§ WHAT YOU ARE ASKED TO DO
Down to the last line, restate the material below exactly.

============================================================

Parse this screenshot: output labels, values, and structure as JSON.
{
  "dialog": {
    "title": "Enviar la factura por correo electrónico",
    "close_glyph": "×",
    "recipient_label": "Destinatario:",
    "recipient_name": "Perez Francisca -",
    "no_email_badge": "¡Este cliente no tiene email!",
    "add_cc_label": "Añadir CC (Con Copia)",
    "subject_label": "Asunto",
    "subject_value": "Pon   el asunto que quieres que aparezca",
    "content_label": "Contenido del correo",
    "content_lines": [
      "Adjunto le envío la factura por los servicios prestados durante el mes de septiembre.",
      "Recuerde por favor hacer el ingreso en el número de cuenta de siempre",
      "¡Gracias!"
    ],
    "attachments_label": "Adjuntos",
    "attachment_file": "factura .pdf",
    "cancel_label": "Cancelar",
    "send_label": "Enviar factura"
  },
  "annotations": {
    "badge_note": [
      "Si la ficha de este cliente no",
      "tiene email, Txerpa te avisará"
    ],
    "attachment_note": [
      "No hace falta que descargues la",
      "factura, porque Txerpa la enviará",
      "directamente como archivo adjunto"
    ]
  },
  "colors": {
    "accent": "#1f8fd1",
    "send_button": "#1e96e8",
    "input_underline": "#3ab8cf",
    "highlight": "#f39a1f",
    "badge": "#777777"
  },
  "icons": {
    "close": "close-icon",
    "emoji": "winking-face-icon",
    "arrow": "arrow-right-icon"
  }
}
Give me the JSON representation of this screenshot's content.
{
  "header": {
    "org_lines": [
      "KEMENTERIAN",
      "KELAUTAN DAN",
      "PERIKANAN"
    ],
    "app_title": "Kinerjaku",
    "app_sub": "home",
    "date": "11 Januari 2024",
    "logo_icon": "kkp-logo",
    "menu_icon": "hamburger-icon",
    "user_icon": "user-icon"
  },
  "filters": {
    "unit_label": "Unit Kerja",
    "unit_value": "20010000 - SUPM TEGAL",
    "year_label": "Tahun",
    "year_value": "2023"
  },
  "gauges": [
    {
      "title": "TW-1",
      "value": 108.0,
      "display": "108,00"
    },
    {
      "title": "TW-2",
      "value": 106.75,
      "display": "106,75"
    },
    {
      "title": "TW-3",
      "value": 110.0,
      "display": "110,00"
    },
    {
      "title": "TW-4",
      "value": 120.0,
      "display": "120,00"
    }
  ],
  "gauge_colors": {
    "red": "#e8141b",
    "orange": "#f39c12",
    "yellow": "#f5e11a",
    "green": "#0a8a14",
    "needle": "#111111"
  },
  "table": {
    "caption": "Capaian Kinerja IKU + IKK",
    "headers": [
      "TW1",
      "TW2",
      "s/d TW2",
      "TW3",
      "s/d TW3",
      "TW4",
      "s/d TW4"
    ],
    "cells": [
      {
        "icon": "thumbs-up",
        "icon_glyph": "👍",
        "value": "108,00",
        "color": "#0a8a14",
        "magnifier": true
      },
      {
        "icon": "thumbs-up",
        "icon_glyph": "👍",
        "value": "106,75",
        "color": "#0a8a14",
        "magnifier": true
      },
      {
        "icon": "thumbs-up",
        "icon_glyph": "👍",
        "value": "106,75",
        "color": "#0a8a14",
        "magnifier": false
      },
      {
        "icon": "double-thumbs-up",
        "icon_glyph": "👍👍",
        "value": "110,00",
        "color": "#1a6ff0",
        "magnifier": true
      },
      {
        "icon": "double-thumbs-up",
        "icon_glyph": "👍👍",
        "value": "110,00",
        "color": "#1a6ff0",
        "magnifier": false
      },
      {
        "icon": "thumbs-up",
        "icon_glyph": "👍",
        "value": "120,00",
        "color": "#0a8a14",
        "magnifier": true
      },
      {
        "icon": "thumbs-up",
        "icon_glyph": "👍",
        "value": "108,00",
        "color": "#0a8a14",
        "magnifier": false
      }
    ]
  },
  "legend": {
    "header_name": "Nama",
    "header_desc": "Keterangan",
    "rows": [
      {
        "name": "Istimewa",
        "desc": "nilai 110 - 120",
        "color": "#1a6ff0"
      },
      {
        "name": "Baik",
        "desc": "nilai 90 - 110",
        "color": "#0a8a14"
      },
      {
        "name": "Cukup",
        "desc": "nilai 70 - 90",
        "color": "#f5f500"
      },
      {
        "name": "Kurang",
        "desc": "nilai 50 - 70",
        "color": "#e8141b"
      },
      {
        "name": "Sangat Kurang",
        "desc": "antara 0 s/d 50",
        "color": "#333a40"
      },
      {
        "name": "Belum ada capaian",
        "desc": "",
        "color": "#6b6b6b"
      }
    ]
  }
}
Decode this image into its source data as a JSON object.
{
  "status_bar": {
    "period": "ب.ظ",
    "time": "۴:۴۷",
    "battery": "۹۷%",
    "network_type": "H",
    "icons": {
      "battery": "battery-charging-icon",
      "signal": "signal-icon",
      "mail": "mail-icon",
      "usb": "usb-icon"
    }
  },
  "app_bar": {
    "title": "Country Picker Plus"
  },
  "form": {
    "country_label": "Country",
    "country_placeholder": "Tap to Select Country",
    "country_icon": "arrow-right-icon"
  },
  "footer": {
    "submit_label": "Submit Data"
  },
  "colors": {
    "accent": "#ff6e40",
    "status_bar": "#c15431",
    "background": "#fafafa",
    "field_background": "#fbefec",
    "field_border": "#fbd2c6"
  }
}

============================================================

§ ANSWER TO THIS EXERCISE
Parse this screenshot: output labels, values, and structure as JSON.
{
  "dialog": {
    "title": "Enviar la factura por correo electrónico",
    "close_glyph": "×",
    "recipient_label": "Destinatario:",
    "recipient_name": "Perez Francisca -",
    "no_email_badge": "¡Este cliente no tiene email!",
    "add_cc_label": "Añadir CC (Con Copia)",
    "subject_label": "Asunto",
    "subject_value": "Pon   el asunto que quieres que aparezca",
    "content_label": "Contenido del correo",
    "content_lines": [
      "Adjunto le envío la factura por los servicios prestados durante el mes de septiembre.",
      "Recuerde por favor hacer el ingreso en el número de cuenta de siempre",
      "¡Gracias!"
    ],
    "attachments_label": "Adjuntos",
    "attachment_file": "factura .pdf",
    "cancel_label": "Cancelar",
    "send_label": "Enviar factura"
  },
  "annotations": {
    "badge_note": [
      "Si la ficha de este cliente no",
      "tiene email, Txerpa te avisará"
    ],
    "attachment_note": [
      "No hace falta que descargues la",
      "factura, porque Txerpa la enviará",
      "directamente como archivo adjunto"
    ]
  },
  "colors": {
    "accent": "#1f8fd1",
    "send_button": "#1e96e8",
    "input_underline": "#3ab8cf",
    "highlight": "#f39a1f",
    "badge": "#777777"
  },
  "icons": {
    "close": "close-icon",
    "emoji": "winking-face-icon",
    "arrow": "arrow-right-icon"
  }
}
Give me the JSON representation of this screenshot's content.
{
  "header": {
    "org_lines": [
      "KEMENTERIAN",
      "KELAUTAN DAN",
      "PERIKANAN"
    ],
    "app_title": "Kinerjaku",
    "app_sub": "home",
    "date": "11 Januari 2024",
    "logo_icon": "kkp-logo",
    "menu_icon": "hamburger-icon",
    "user_icon": "user-icon"
  },
  "filters": {
    "unit_label": "Unit Kerja",
    "unit_value": "20010000 - SUPM TEGAL",
    "year_label": "Tahun",
    "year_value": "2023"
  },
  "gauges": [
    {
      "title": "TW-1",
      "value": 108.0,
      "display": "108,00"
    },
    {
      "title": "TW-2",
      "value": 106.75,
      "display": "106,75"
    },
    {
      "title": "TW-3",
      "value": 110.0,
      "display": "110,00"
    },
    {
      "title": "TW-4",
      "value": 120.0,
      "display": "120,00"
    }
  ],
  "gauge_colors": {
    "red": "#e8141b",
    "orange": "#f39c12",
    "yellow": "#f5e11a",
    "green": "#0a8a14",
    "needle": "#111111"
  },
  "table": {
    "caption": "Capaian Kinerja IKU + IKK",
    "headers": [
      "TW1",
      "TW2",
      "s/d TW2",
      "TW3",
      "s/d TW3",
      "TW4",
      "s/d TW4"
    ],
    "cells": [
      {
        "icon": "thumbs-up",
        "icon_glyph": "👍",
        "value": "108,00",
        "color": "#0a8a14",
        "magnifier": true
      },
      {
        "icon": "thumbs-up",
        "icon_glyph": "👍",
        "value": "106,75",
        "color": "#0a8a14",
        "magnifier": true
      },
      {
        "icon": "thumbs-up",
        "icon_glyph": "👍",
        "value": "106,75",
        "color": "#0a8a14",
        "magnifier": false
      },
      {
        "icon": "double-thumbs-up",
        "icon_glyph": "👍👍",
        "value": "110,00",
        "color": "#1a6ff0",
        "magnifier": true
      },
      {
        "icon": "double-thumbs-up",
        "icon_glyph": "👍👍",
        "value": "110,00",
        "color": "#1a6ff0",
        "magnifier": false
      },
      {
        "icon": "thumbs-up",
        "icon_glyph": "👍",
        "value": "120,00",
        "color": "#0a8a14",
        "magnifier": true
      },
      {
        "icon": "thumbs-up",
        "icon_glyph": "👍",
        "value": "108,00",
        "color": "#0a8a14",
        "magnifier": false
      }
    ]
  },
  "legend": {
    "header_name": "Nama",
    "header_desc": "Keterangan",
    "rows": [
      {
        "name": "Istimewa",
        "desc": "nilai 110 - 120",
        "color": "#1a6ff0"
      },
      {
        "name": "Baik",
        "desc": "nilai 90 - 110",
        "color": "#0a8a14"
      },
      {
        "name": "Cukup",
        "desc": "nilai 70 - 90",
        "color": "#f5f500"
      },
      {
        "name": "Kurang",
        "desc": "nilai 50 - 70",
        "color": "#e8141b"
      },
      {
        "name": "Sangat Kurang",
        "desc": "antara 0 s/d 50",
        "color": "#333a40"
      },
      {
        "name": "Belum ada capaian",
        "desc": "",
        "color": "#6b6b6b"
      }
    ]
  }
}
Decode this image into its source data as a JSON object.
{
  "status_bar": {
    "period": "ب.ظ",
    "time": "۴:۴۷",
    "battery": "۹۷%",
    "network_type": "H",
    "icons": {
      "battery": "battery-charging-icon",
      "signal": "signal-icon",
      "mail": "mail-icon",
      "usb": "usb-icon"
    }
  },
  "app_bar": {
    "title": "Country Picker Plus"
  },
  "form": {
    "country_label": "Country",
    "country_placeholder": "Tap to Select Country",
    "country_icon": "arrow-right-icon"
  },
  "footer": {
    "submit_label": "Submit Data"
  },
  "colors": {
    "accent": "#ff6e40",
    "status_bar": "#c15431",
    "background": "#fafafa",
    "field_background": "#fbefec",
    "field_border": "#fbd2c6"
  }
}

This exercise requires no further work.